I’d be interested to hear from Vladimir on what his original intentions for the project were.  Is it a kind of due diligence for composers to check if the “new” melody they’ve created is actually new?  Is it the start of a classical music recommendation service?  I also wonder if the demand would support paid API access levels.  It’s always inspiring to see these projects and I hope this one continues.  It’s one of well over 100 music APIs in the index, but falls into a much smaller analysis category that will become more populated over time.

Be sure to read the next API article: Dropbox Woos Developers With New API Release


Comments (1)

Garrett, thank you very much for a nice review!

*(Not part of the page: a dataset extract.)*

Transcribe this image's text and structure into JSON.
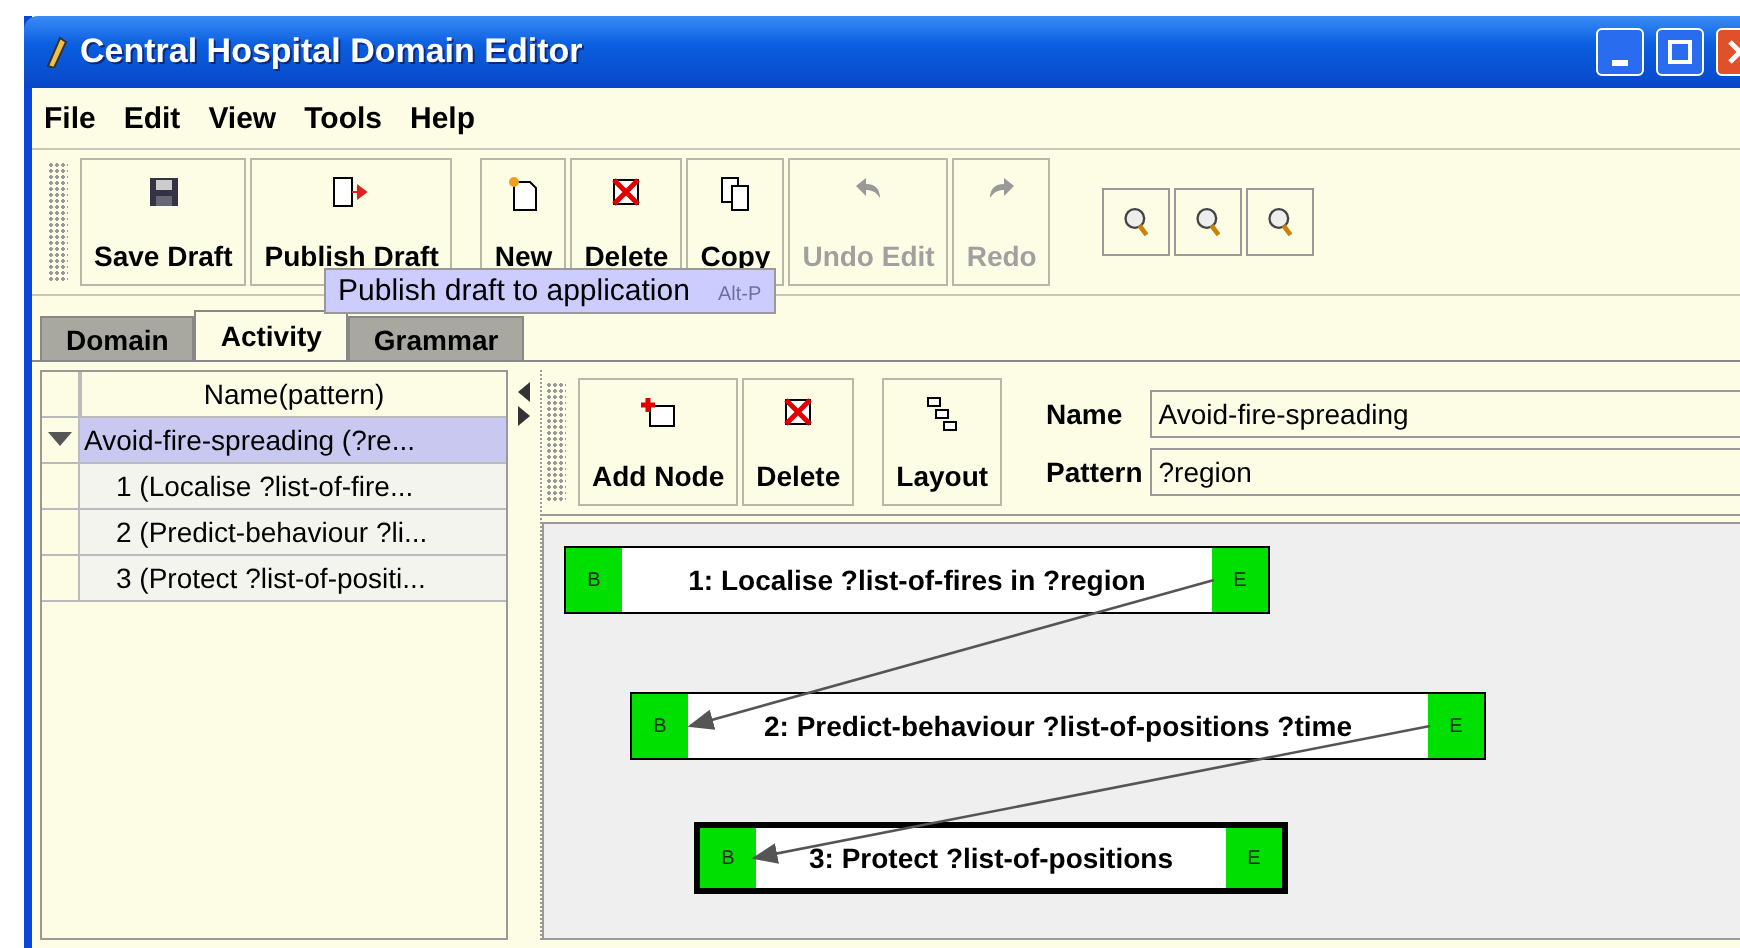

As to why I started developing Peachnote - I love music, and one of my quests in life has always been understanding how it works. Also I'm fascinated by data; for me it's like another element, like fire and water and air, I can watch it indefinitely. So trying to understand music by collecting and analyzing it was a natural thing for me to do. Sharing this joy with others is also quite nice - just ask the creators of Google Ngram Viewer. And of course there are plenty of interesting applications to be built on top of this data, I'm sure we will see many of them quite soon. I'll be attending the Music Hack Day in Boston this weekend, and hope that people will do something nice with the API. I don't know what, but that's the point of an API :-)

Hope to see you this weekend as well!